**What the task requires**: Exactly as given, repeat all of the entries.

**Records for the task**:
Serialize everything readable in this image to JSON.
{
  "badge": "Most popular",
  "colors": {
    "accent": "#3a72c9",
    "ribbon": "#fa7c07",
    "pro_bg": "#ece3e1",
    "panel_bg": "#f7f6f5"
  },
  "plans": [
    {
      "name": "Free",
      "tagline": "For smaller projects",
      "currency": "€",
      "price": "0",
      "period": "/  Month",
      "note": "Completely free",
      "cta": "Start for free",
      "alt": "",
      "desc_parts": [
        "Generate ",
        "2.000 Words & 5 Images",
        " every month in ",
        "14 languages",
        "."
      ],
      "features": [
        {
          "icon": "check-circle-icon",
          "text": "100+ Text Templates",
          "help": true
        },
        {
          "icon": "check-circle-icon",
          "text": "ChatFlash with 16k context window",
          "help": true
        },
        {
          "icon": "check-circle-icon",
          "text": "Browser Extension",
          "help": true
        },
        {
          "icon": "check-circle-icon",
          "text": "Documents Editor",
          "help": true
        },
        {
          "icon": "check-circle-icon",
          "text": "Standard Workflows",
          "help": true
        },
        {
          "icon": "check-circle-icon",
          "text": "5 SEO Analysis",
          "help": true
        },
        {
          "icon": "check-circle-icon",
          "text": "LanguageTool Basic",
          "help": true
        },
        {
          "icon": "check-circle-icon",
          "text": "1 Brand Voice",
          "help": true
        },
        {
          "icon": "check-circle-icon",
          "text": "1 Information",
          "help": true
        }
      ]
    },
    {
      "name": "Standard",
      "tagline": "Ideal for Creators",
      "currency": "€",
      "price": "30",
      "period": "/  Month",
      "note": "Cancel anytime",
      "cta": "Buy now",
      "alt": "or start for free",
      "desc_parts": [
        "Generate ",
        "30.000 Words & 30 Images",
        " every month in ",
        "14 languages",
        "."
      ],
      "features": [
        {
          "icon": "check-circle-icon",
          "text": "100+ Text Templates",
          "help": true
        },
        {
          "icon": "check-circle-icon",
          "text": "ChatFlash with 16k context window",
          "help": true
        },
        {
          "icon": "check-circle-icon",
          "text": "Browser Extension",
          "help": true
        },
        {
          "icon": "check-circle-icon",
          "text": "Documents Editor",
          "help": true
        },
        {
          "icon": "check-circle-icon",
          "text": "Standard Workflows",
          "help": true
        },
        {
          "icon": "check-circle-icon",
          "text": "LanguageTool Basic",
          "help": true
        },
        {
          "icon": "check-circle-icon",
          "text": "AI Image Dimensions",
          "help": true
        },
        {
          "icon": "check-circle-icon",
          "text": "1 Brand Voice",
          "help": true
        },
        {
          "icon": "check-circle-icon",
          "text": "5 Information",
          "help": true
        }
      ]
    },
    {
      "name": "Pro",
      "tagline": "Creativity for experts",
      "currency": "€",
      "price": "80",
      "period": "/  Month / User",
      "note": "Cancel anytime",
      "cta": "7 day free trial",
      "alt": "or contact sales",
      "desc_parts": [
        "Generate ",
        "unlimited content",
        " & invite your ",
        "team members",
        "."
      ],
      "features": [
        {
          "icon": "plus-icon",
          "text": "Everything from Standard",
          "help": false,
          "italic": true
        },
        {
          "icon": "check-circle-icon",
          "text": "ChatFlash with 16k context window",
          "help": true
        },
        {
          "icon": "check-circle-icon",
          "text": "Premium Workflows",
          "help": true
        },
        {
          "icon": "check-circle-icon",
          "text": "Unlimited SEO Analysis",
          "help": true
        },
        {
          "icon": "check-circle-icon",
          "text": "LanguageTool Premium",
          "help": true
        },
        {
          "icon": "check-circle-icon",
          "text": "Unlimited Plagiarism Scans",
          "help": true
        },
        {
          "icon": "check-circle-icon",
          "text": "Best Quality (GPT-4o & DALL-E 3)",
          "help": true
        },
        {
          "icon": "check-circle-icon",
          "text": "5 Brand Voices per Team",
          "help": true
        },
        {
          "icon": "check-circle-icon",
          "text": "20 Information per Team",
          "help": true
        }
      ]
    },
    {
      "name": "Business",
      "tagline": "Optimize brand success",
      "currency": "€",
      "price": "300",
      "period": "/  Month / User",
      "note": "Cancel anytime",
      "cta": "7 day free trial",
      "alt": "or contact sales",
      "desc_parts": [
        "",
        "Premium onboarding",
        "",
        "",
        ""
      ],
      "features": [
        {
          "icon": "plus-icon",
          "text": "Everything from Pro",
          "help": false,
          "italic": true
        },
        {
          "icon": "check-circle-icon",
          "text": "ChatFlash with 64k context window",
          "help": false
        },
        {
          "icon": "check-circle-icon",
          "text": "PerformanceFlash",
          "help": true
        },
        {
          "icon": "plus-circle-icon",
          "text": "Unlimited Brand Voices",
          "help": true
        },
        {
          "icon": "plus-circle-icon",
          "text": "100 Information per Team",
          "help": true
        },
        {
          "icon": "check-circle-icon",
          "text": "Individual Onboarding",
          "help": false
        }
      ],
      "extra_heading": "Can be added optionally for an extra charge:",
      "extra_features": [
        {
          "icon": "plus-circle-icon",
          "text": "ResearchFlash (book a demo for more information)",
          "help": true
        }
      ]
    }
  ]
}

**Task result**:
Serialize everything readable in this image to JSON.
{
  "badge": "Most popular",
  "colors": {
    "accent": "#3a72c9",
    "ribbon": "#fa7c07",
    "pro_bg": "#ece3e1",
    "panel_bg": "#f7f6f5"
  },
  "plans": [
    {
      "name": "Free",
      "tagline": "For smaller projects",
      "currency": "€",
      "price": "0",
      "period": "/  Month",
      "note": "Completely free",
      "cta": "Start for free",
      "alt": "",
      "desc_parts": [
        "Generate ",
        "2.000 Words & 5 Images",
        " every month in ",
        "14 languages",
        "."
      ],
      "features": [
        {
          "icon": "check-circle-icon",
          "text": "100+ Text Templates",
          "help": true
        },
        {
          "icon": "check-circle-icon",
          "text": "ChatFlash with 16k context window",
          "help": true
        },
        {
          "icon": "check-circle-icon",
          "text": "Browser Extension",
          "help": true
        },
        {
          "icon": "check-circle-icon",
          "text": "Documents Editor",
          "help": true
        },
        {
          "icon": "check-circle-icon",
          "text": "Standard Workflows",
          "help": true
        },
        {
          "icon": "check-circle-icon",
          "text": "5 SEO Analysis",
          "help": true
        },
        {
          "icon": "check-circle-icon",
          "text": "LanguageTool Basic",
          "help": true
        },
        {
          "icon": "check-circle-icon",
          "text": "1 Brand Voice",
          "help": true
        },
        {
          "icon": "check-circle-icon",
          "text": "1 Information",
          "help": true
        }
      ]
    },
    {
      "name": "Standard",
      "tagline": "Ideal for Creators",
      "currency": "€",
      "price": "30",
      "period": "/  Month",
      "note": "Cancel anytime",
      "cta": "Buy now",
      "alt": "or start for free",
      "desc_parts": [
        "Generate ",
        "30.000 Words & 30 Images",
        " every month in ",
        "14 languages",
        "."
      ],
      "features": [
        {
          "icon": "check-circle-icon",
          "text": "100+ Text Templates",
          "help": true
        },
        {
          "icon": "check-circle-icon",
          "text": "ChatFlash with 16k context window",
          "help": true
        },
        {
          "icon": "check-circle-icon",
          "text": "Browser Extension",
          "help": true
        },
        {
          "icon": "check-circle-icon",
          "text": "Documents Editor",
          "help": true
        },
        {
          "icon": "check-circle-icon",
          "text": "Standard Workflows",
          "help": true
        },
        {
          "icon": "check-circle-icon",
          "text": "LanguageTool Basic",
          "help": true
        },
        {
          "icon": "check-circle-icon",
          "text": "AI Image Dimensions",
          "help": true
        },
        {
          "icon": "check-circle-icon",
          "text": "1 Brand Voice",
          "help": true
        },
        {
          "icon": "check-circle-icon",
          "text": "5 Information",
          "help": true
        }
      ]
    },
    {
      "name": "Pro",
      "tagline": "Creativity for experts",
      "currency": "€",
      "price": "80",
      "period": "/  Month / User",
      "note": "Cancel anytime",
      "cta": "7 day free trial",
      "alt": "or contact sales",
      "desc_parts": [
        "Generate ",
        "unlimited content",
        " & invite your ",
        "team members",
        "."
      ],
      "features": [
        {
          "icon": "plus-icon",
          "text": "Everything from Standard",
          "help": false,
          "italic": true
        },
        {
          "icon": "check-circle-icon",
          "text": "ChatFlash with 16k context window",
          "help": true
        },
        {
          "icon": "check-circle-icon",
          "text": "Premium Workflows",
          "help": true
        },
        {
          "icon": "check-circle-icon",
          "text": "Unlimited SEO Analysis",
          "help": true
        },
        {
          "icon": "check-circle-icon",
          "text": "LanguageTool Premium",
          "help": true
        },
        {
          "icon": "check-circle-icon",
          "text": "Unlimited Plagiarism Scans",
          "help": true
        },
        {
          "icon": "check-circle-icon",
          "text": "Best Quality (GPT-4o & DALL-E 3)",
          "help": true
        },
        {
          "icon": "check-circle-icon",
          "text": "5 Brand Voices per Team",
          "help": true
        },
        {
          "icon": "check-circle-icon",
          "text": "20 Information per Team",
          "help": true
        }
      ]
    },
    {
      "name": "Business",
      "tagline": "Optimize brand success",
      "currency": "€",
      "price": "300",
      "period": "/  Month / User",
      "note": "Cancel anytime",
      "cta": "7 day free trial",
      "alt": "or contact sales",
      "desc_parts": [
        "",
        "Premium onboarding",
        "",
        "",
        ""
      ],
      "features": [
        {
          "icon": "plus-icon",
          "text": "Everything from Pro",
          "help": false,
          "italic": true
        },
        {
          "icon": "check-circle-icon",
          "text": "ChatFlash with 64k context window",
          "help": false
        },
        {
          "icon": "check-circle-icon",
          "text": "PerformanceFlash",
          "help": true
        },
        {
          "icon": "plus-circle-icon",
          "text": "Unlimited Brand Voices",
          "help": true
        },
        {
          "icon": "plus-circle-icon",
          "text": "100 Information per Team",
          "help": true
        },
        {
          "icon": "check-circle-icon",
          "text": "Individual Onboarding",
          "help": false
        }
      ],
      "extra_heading": "Can be added optionally for an extra charge:",
      "extra_features": [
        {
          "icon": "plus-circle-icon",
          "text": "ResearchFlash (book a demo for more information)",
          "help": true
        }
      ]
    }
  ]
}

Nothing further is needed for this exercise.